Problem statement >>
Count the lines below that contain "Entity". Answer with the number alone.

-- Data for this exercise follows --

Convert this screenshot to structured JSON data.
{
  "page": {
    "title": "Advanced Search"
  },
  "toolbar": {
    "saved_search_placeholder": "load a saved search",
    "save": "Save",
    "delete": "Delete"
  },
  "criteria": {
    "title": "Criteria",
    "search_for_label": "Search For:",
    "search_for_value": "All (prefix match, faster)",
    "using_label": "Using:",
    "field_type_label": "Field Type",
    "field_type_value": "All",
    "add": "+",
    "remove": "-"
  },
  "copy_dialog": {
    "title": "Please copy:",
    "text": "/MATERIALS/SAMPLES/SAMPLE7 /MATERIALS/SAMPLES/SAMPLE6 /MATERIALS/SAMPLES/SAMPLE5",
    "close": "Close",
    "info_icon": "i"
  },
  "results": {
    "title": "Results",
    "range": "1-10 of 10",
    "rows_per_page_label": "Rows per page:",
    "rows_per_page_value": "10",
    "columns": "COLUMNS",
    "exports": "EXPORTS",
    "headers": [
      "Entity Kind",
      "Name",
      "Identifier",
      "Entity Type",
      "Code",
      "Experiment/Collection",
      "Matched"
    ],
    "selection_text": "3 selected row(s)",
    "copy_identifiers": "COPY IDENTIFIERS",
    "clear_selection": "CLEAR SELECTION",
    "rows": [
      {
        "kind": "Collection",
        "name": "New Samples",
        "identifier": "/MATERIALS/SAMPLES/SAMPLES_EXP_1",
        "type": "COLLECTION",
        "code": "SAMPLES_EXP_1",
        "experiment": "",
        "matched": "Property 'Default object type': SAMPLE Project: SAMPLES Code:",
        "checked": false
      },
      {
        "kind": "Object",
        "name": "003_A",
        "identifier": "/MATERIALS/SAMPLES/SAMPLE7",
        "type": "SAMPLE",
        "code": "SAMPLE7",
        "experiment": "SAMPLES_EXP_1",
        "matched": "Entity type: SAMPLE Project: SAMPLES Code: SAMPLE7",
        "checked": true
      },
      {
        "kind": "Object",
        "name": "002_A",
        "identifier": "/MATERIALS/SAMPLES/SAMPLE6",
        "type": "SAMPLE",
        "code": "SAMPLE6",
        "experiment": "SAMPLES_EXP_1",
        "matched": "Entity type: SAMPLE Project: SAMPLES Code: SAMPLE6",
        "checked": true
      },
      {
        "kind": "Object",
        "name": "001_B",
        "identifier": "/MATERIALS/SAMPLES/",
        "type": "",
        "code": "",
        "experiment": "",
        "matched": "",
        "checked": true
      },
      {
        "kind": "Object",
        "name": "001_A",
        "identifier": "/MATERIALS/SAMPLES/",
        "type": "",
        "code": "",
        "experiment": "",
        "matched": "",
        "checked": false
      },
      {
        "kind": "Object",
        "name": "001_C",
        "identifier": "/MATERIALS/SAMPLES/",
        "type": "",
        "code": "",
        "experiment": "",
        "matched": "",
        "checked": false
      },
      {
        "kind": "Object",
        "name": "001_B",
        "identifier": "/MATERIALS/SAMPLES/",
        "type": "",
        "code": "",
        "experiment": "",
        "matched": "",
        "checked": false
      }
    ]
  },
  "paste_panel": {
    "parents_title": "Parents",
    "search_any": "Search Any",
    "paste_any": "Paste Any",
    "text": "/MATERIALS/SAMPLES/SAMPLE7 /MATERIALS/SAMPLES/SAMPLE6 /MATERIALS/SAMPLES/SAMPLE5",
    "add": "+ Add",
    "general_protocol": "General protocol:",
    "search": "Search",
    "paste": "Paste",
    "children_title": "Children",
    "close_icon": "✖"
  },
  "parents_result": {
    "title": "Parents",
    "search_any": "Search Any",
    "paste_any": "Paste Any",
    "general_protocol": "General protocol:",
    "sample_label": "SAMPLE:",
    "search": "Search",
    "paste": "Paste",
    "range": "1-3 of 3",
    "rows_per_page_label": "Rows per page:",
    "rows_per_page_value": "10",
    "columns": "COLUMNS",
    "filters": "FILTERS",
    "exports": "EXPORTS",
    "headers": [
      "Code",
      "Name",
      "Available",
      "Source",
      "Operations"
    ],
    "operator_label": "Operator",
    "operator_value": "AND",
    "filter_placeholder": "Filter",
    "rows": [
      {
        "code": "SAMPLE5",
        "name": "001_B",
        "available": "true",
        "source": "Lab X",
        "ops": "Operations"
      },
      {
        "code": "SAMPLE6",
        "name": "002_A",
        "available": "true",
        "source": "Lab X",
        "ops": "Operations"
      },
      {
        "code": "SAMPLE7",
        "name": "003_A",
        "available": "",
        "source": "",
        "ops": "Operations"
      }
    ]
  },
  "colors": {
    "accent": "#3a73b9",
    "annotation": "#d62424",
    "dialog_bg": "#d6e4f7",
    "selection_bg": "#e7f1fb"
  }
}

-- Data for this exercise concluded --

Exercise solution >>
4